26o                             POLITICAL SCIENCE.
it would happen (unless some political device were found out
to prevent the evil) that the outlying districts would lose
their political status, arid become unfree. The state also,
probably, would suffer in its constitution from its size. The
old general assembly, being unable to attend in person to its
large duties, would need to put power in the hands of agents ;
and these executive officers might, ere long, become holders
of power in their own right. Thus, Rome with its old
organization could not keep the empire together; either
a breaking- up or a more continuous and autocratic adminis-
tration would be a necessity. As a remedy for such evils
the representative system has grown up in the world, sug-
gested perhaps, by delegates to church councils, and by
deputies from independent bodies acting together. By this
great political contrivance it is possible for a large state to be
a free state, for a popular constitution not to fall into the
hands of the executive; not to speak of other most impor-
tant advantages which will presently appear. But when the
representative system is developed, the people is no longer
an active holder of power, as in the ecclesia or the comitia ;
in the making of laws, as in administration and justice, it has
intrusted direct power to its vicars. Hence the greater ne-
cessity of defining and limiting their power, of declaring in
constitutions what the functions of the several powers are, in
order that the agents may not dethrone or enslave the now
inactive political community.
The inquiry has been made, which of these three, the
.which department executive, the legislative, or the judicial depart-
* supreme?           ment, is the sovereign or the principal agent of
the sovereignty ? In theoiy we may say that the department
which lays down general rules binding on the rest, which in
the few words of a law commands or forbids without except
tion of person or limit of time, stands above the rest and is
the truest vicar of the sovereign community. And this will

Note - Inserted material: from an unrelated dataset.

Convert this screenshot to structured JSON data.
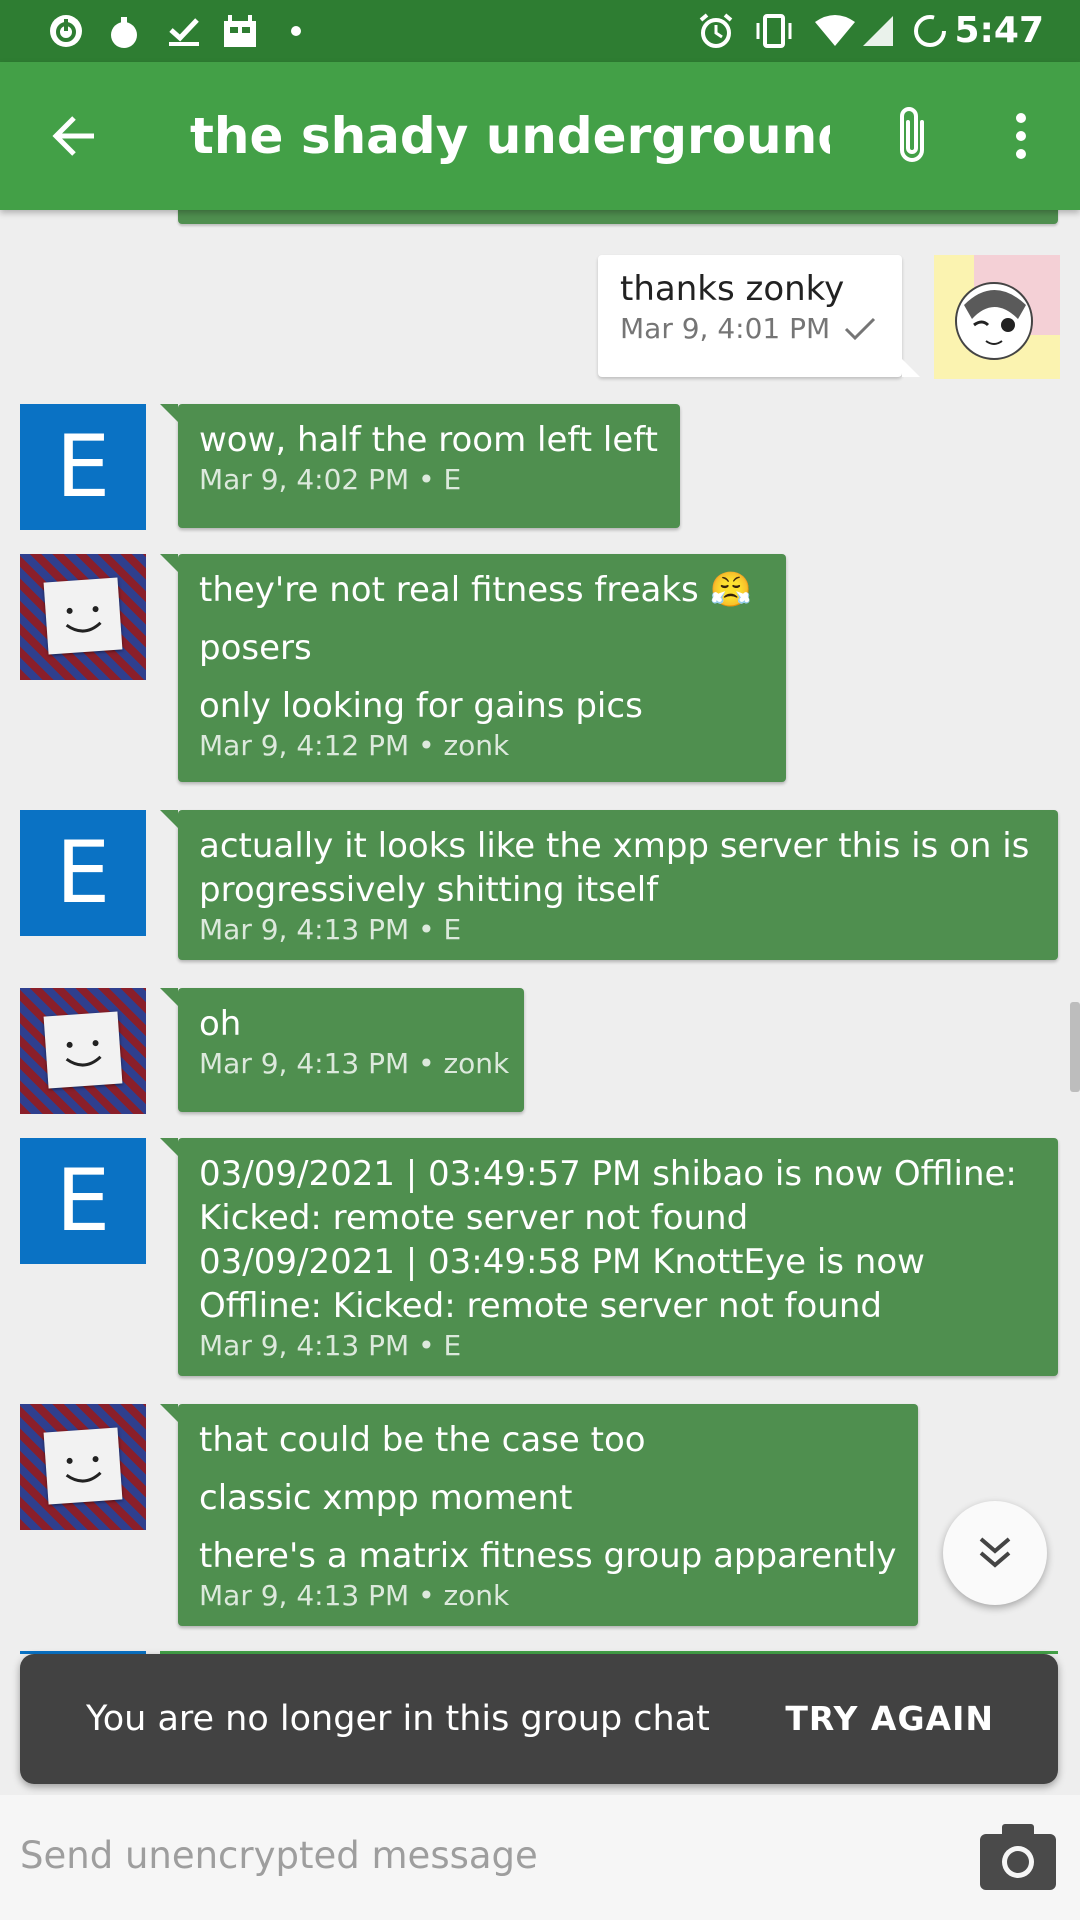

be more evidently the position of the legislative department
if it provide for the wants of the state, not by general legisla-
tion, as by a tax-bill continuing until repealed, but by laws